Since the passing of the Privacy of Information Act of 1974, both the U.S. Government and the private commercial industry have continued to pass laws and enact self-regulation to protect the confidentiality and integrity of personal or financial information housed on electronic information systems.
These compliance laws and regulations combine to protect different types of data – from Personally Identifiable Information (PII1, to Protected Health Information (PHI1, to financial reports such as banking statements, earning statements, balance sheets and account ledgers, and becoming compliant with these regulations is not simply an option. Failure to comply can subject a company or organization to punitive fines, imprisonment or the loss of the right to provide a service, such as processing credit card payments.
Information system professionals are on the front lines of regulatory compliance and are tasked with the responsibility of implementing the controls and countering measures required to protect data and achieve a successful compliance accreditation, and that’s not all – compliance must also provide auditable evidence to validate the controls. Most commercial organizations such as hospitals, financial firms and retail businesses must implement controls, policies and procedures that comply with one or more of the following regulations:

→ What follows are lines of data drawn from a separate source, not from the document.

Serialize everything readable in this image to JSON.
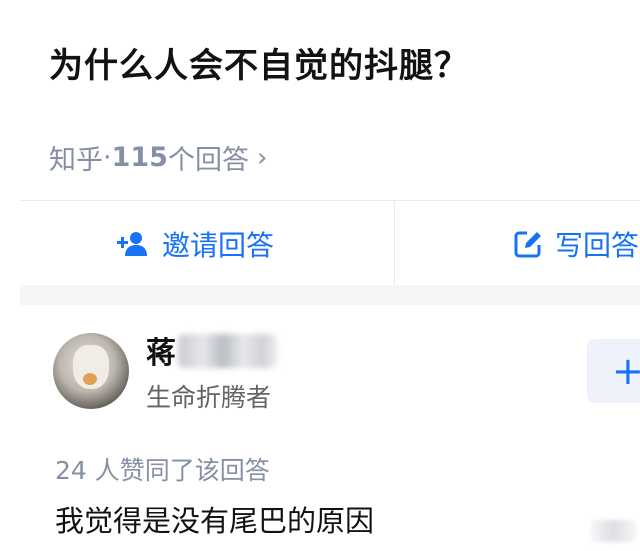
{
  "question": {
    "title": "为什么人会不自觉的抖腿？",
    "source": "知乎",
    "separator": " · ",
    "answer_count": "115",
    "answer_count_suffix": " 个回答",
    "chevron_icon": "chevron-right-icon"
  },
  "actions": {
    "invite_label": "邀请回答",
    "invite_icon": "add-user-icon",
    "write_label": "写回答",
    "write_icon": "edit-icon"
  },
  "answer": {
    "author_name": "蒋",
    "author_bio": "生命折腾者",
    "follow_label": "+",
    "votes_text": "24 人赞同了该回答",
    "content": "我觉得是没有尾巴的原因"
  },
  "colors": {
    "accent": "#1772f6",
    "muted": "#8590a6",
    "title": "#121212"
  }
}
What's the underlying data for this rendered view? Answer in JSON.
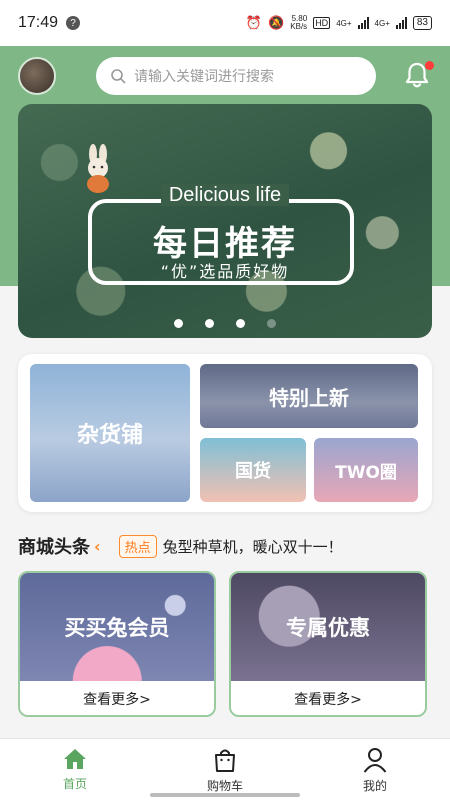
{
  "status_bar": {
    "time": "17:49",
    "net_speed_value": "5.80",
    "net_speed_unit": "KB/s",
    "hd_label": "HD",
    "sim1_label": "4G+",
    "sim2_label": "4G+",
    "battery": "83"
  },
  "header": {
    "search_placeholder": "请输入关键词进行搜索"
  },
  "banner": {
    "english_title": "Delicious life",
    "title": "每日推荐",
    "subtitle": "“优”选品质好物",
    "slides": 4,
    "active_slide": 1
  },
  "categories": [
    {
      "label": "杂货铺"
    },
    {
      "label": "特别上新"
    },
    {
      "label": "国货"
    },
    {
      "label": "TWO圈"
    }
  ],
  "news": {
    "title": "商城头条",
    "tag": "热点",
    "headline": "兔型种草机，暖心双十一！"
  },
  "promos": [
    {
      "title": "买买兔会员",
      "more": "查看更多>"
    },
    {
      "title": "专属优惠",
      "more": "查看更多>"
    }
  ],
  "nav": [
    {
      "label": "首页",
      "icon": "home-icon",
      "active": true
    },
    {
      "label": "购物车",
      "icon": "shopping-bag-icon",
      "active": false
    },
    {
      "label": "我的",
      "icon": "user-icon",
      "active": false
    }
  ],
  "colors": {
    "brand_green": "#7fb886",
    "active_green": "#5aa55f",
    "hot_orange": "#ff8a2a",
    "badge_red": "#ff3b3b"
  }
}
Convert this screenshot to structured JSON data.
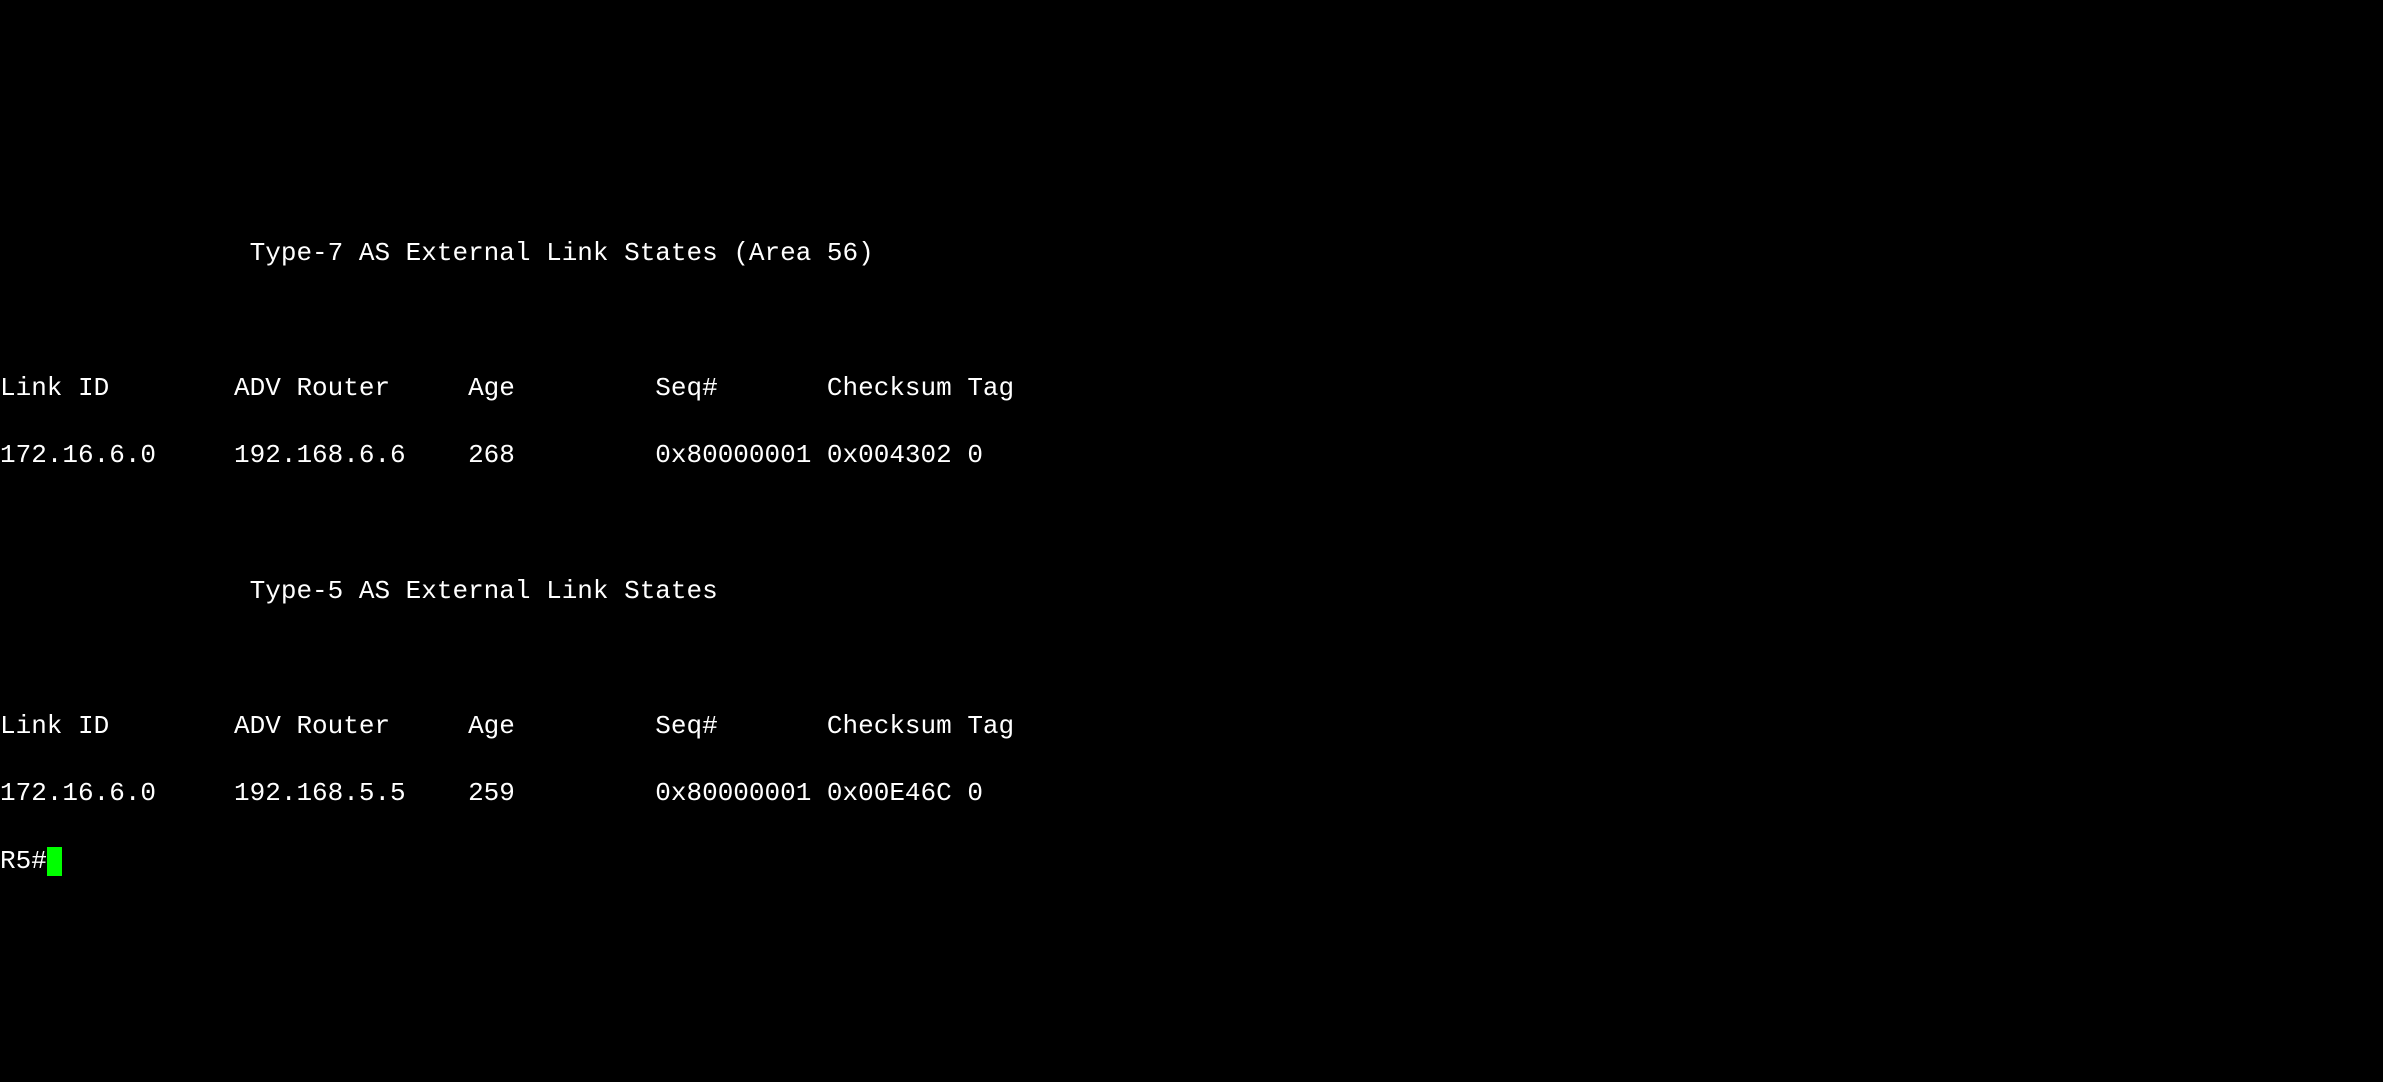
{
  "sections": [
    {
      "title": "Type-7 AS External Link States (Area 56)",
      "headers": {
        "link_id": "Link ID",
        "adv_router": "ADV Router",
        "age": "Age",
        "seq": "Seq#",
        "checksum": "Checksum",
        "tag": "Tag"
      },
      "rows": [
        {
          "link_id": "172.16.6.0",
          "adv_router": "192.168.6.6",
          "age": "268",
          "seq": "0x80000001",
          "checksum": "0x004302",
          "tag": "0"
        }
      ]
    },
    {
      "title": "Type-5 AS External Link States",
      "headers": {
        "link_id": "Link ID",
        "adv_router": "ADV Router",
        "age": "Age",
        "seq": "Seq#",
        "checksum": "Checksum",
        "tag": "Tag"
      },
      "rows": [
        {
          "link_id": "172.16.6.0",
          "adv_router": "192.168.5.5",
          "age": "259",
          "seq": "0x80000001",
          "checksum": "0x00E46C",
          "tag": "0"
        }
      ]
    }
  ],
  "prompt": "R5#"
}
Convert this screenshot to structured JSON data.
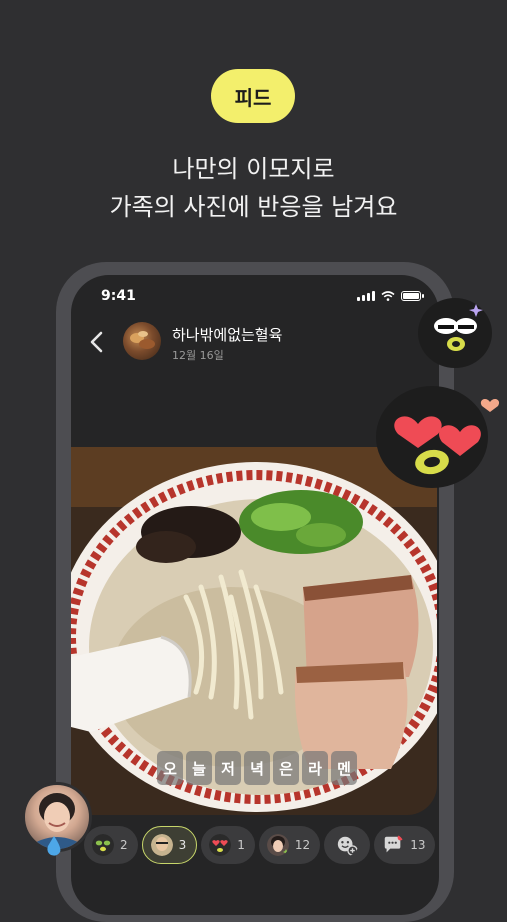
{
  "badge": {
    "label": "피드"
  },
  "headline": {
    "line1": "나만의 이모지로",
    "line2": "가족의 사진에 반응을 남겨요"
  },
  "phone": {
    "status": {
      "time": "9:41"
    },
    "post": {
      "author": "하나밖에없는혈육",
      "date": "12월 16일",
      "caption_chars": [
        "오",
        "늘",
        "저",
        "녁",
        "은",
        "라",
        "멘"
      ]
    },
    "reactions": [
      {
        "icon": "green-wink-emoji-icon",
        "count": "2",
        "selected": false
      },
      {
        "icon": "person-photo-emoji-icon",
        "count": "3",
        "selected": true
      },
      {
        "icon": "heart-eyes-emoji-icon",
        "count": "1",
        "selected": false
      },
      {
        "icon": "person-sparkle-emoji-icon",
        "count": "12",
        "selected": false
      },
      {
        "icon": "add-emoji-icon",
        "count": "",
        "selected": false
      },
      {
        "icon": "comment-icon",
        "count": "13",
        "selected": false
      }
    ]
  },
  "colors": {
    "background": "#2f2f31",
    "badge": "#f3ef6c",
    "accent_green": "#c7d66a"
  }
}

Health Insurance Portability and Accountability Act (HIPAA1 of 1996
HIPAA was sponsored by Senator Ted Kennedy and was enacted by Congress in 1996 to protect health insurance coverage for workers and their families when they change or lose their jobs. Title II of HIPAA, known as the Administrative Simplification (AS1 provisions, requires the establishment of national standards for electronic health care transactions and national identifiers for providers, health insurance plans and employers.
The HIPAA Privacy Rule and the Security Rule establishes national standards to protect individuals’ medical records and other personal health information and applies to health plans, health care clearinghouses and those healthcare providers that conduct certain healthcare transactions electronically. The Rule requires appropriate IT security safeguards to protect the privacy of personal health information and sets limits and conditions on the uses and disclosures that may be made of such information without patient authorization. The Rule also gives patients rights over their health information, including rights to examine and obtain a copy of their health records and to request corrections. The Security Rule deals specifically with Electronic Protected Health Information (EPHI1.
Sarbanes-Oxley Act (SOX1 of 2002
The Sarbanes-Oxley Act, also known as the Public Company Accounting Reform and Investor Protection Act, Corporate and Auditing Accountability and Responsibility Act and commonly called Sarbanes-Oxley or SOX, passed on July 30, 2002 and is a United States federal law that sets new or enhanced standards for all U.S. public company boards, management and public accounting firms. SOX contains 11 titles that describe specific mandates and requirements for financial reporting and only applies to publicly traded companies.
With the passing of SOX, the corporate board saw more responsibility to oversee and strengthen corporate accounting controls and reporting methods, or otherwise risk fines or imprisonment. Part of implementing these controls requires public corporations to protect the integrity and confidentiality of corporate information, meaning corporate IT departments must implement IT security controls that ensure access to information is auditable and protected from unauthorized disclosure or modification.
Graham-Leach-Bliley Act (GLB1 of 1999
The Graham-Leach-Bliley Act (GLB1 is a comprehensive federal law affecting financial institutions, requiring them to develop, implement and maintain administrative, technical and physical safeguards to protect the security, integrity and confidentiality of customer information. GLB enforces and controls how financial institutions disclose, store and collect customers’ personal information by outlining a list of financial privacy and safeguard rules that must be implemented by the information owner. Failure to comply may result in fines or imprisonment.
Payment Card Industry Data Security Standard (PCI DSS1 of 2004
Payment card Industry Data Security Standard (PCI DSS1 is a worldwide information security standard defined by the Payment Card Industry Security Standards Council. Created to help payment card industry organizations that process card payments prevent credit card fraud, PCI compliance demands increased controls around data and its exposure to compromise that hold, process or exchange cardholder information from any branded with the logo of one of the card brands.
Validation of compliance can be performed either internally or externally, depending on the volume of card transactions the organization is handling. Regardless of the size of the organization, compliance must be assessed annually.
All of these different acts outline controls that must be implemented to protect the integrity and confidentiality of personal and financial information. Failure to comply can result in serious consequences.